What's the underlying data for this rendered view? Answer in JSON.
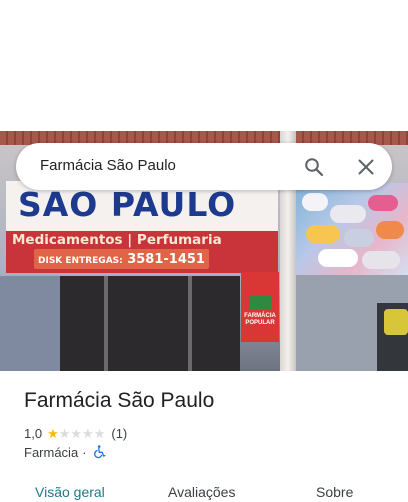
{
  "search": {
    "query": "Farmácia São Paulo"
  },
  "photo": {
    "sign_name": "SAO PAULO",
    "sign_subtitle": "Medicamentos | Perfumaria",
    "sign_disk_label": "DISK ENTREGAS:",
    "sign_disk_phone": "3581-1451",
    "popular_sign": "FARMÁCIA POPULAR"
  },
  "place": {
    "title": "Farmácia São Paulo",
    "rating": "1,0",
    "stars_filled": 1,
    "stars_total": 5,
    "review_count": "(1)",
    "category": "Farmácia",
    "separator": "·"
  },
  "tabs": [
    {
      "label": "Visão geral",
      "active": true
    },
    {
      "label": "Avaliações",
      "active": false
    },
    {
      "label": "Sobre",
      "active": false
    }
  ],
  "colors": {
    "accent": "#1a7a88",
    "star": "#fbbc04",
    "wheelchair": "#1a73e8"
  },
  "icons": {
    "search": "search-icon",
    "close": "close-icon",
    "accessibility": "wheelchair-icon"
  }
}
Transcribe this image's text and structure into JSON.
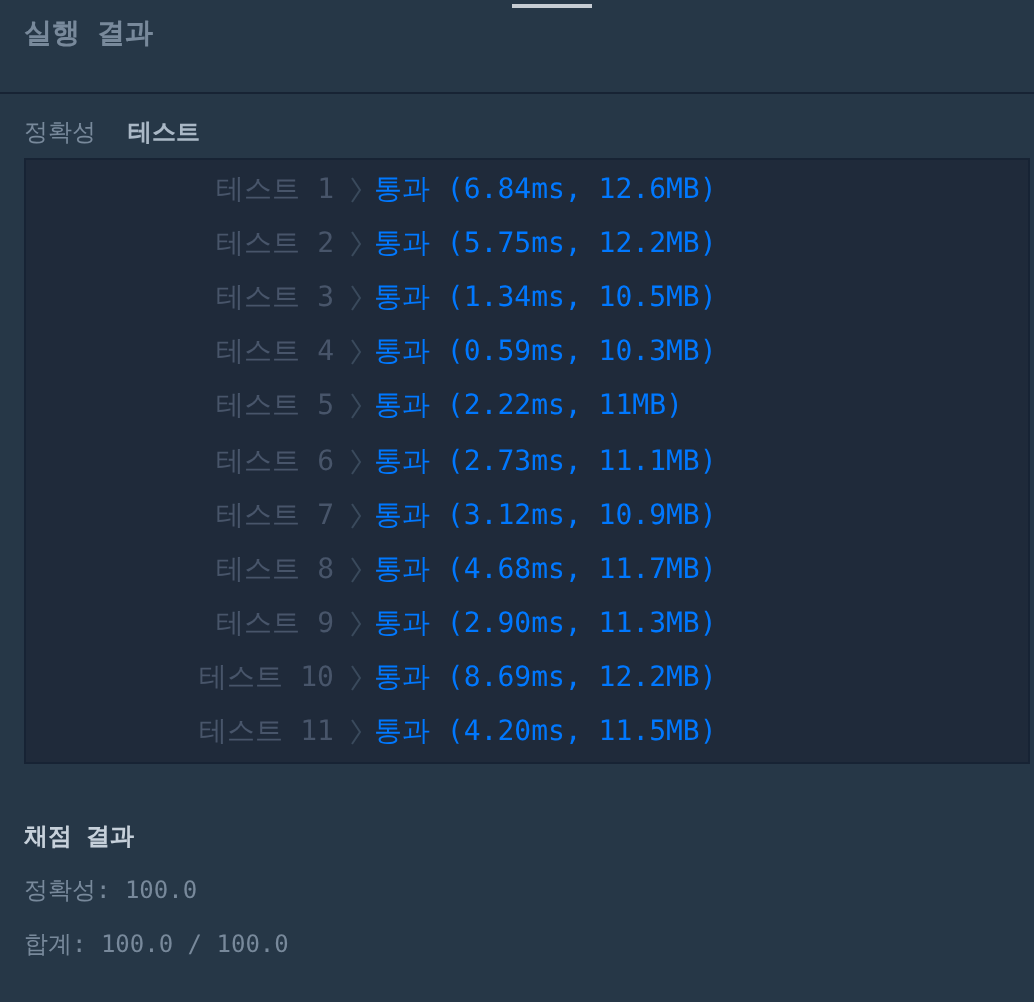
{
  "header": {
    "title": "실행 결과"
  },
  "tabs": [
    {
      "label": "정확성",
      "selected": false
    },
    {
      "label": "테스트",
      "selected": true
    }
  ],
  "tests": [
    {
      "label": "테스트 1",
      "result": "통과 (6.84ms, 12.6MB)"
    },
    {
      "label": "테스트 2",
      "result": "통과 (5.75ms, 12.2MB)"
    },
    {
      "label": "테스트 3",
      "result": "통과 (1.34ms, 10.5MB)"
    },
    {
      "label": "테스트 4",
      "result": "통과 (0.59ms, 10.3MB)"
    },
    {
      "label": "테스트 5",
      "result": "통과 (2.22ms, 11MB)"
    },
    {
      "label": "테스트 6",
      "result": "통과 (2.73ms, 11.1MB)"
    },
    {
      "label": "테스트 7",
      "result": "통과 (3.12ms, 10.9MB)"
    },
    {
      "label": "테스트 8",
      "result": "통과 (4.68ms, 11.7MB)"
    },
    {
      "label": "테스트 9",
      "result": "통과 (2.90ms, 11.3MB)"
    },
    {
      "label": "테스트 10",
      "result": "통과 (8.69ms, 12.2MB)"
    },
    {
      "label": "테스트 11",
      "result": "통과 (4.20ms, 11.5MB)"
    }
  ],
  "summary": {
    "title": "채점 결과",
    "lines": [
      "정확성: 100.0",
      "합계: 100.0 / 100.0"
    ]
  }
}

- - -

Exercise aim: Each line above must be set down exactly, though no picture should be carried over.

Answer space:
What's the underlying data for this rendered view? Answer in JSON.
{
  "search": {
    "query": "Farmácia São Paulo"
  },
  "photo": {
    "sign_name": "SAO PAULO",
    "sign_subtitle": "Medicamentos | Perfumaria",
    "sign_disk_label": "DISK ENTREGAS:",
    "sign_disk_phone": "3581-1451",
    "popular_sign": "FARMÁCIA POPULAR"
  },
  "place": {
    "title": "Farmácia São Paulo",
    "rating": "1,0",
    "stars_filled": 1,
    "stars_total": 5,
    "review_count": "(1)",
    "category": "Farmácia",
    "separator": "·"
  },
  "tabs": [
    {
      "label": "Visão geral",
      "active": true
    },
    {
      "label": "Avaliações",
      "active": false
    },
    {
      "label": "Sobre",
      "active": false
    }
  ],
  "colors": {
    "accent": "#1a7a88",
    "star": "#fbbc04",
    "wheelchair": "#1a73e8"
  },
  "icons": {
    "search": "search-icon",
    "close": "close-icon",
    "accessibility": "wheelchair-icon"
  }
}
Transcribe this image's text and structure into JSON.
{
  "header": {
    "title": "실행 결과"
  },
  "tabs": [
    {
      "label": "정확성",
      "selected": false
    },
    {
      "label": "테스트",
      "selected": true
    }
  ],
  "tests": [
    {
      "label": "테스트 1",
      "result": "통과 (6.84ms, 12.6MB)"
    },
    {
      "label": "테스트 2",
      "result": "통과 (5.75ms, 12.2MB)"
    },
    {
      "label": "테스트 3",
      "result": "통과 (1.34ms, 10.5MB)"
    },
    {
      "label": "테스트 4",
      "result": "통과 (0.59ms, 10.3MB)"
    },
    {
      "label": "테스트 5",
      "result": "통과 (2.22ms, 11MB)"
    },
    {
      "label": "테스트 6",
      "result": "통과 (2.73ms, 11.1MB)"
    },
    {
      "label": "테스트 7",
      "result": "통과 (3.12ms, 10.9MB)"
    },
    {
      "label": "테스트 8",
      "result": "통과 (4.68ms, 11.7MB)"
    },
    {
      "label": "테스트 9",
      "result": "통과 (2.90ms, 11.3MB)"
    },
    {
      "label": "테스트 10",
      "result": "통과 (8.69ms, 12.2MB)"
    },
    {
      "label": "테스트 11",
      "result": "통과 (4.20ms, 11.5MB)"
    }
  ],
  "summary": {
    "title": "채점 결과",
    "lines": [
      "정확성: 100.0",
      "합계: 100.0 / 100.0"
    ]
  }
}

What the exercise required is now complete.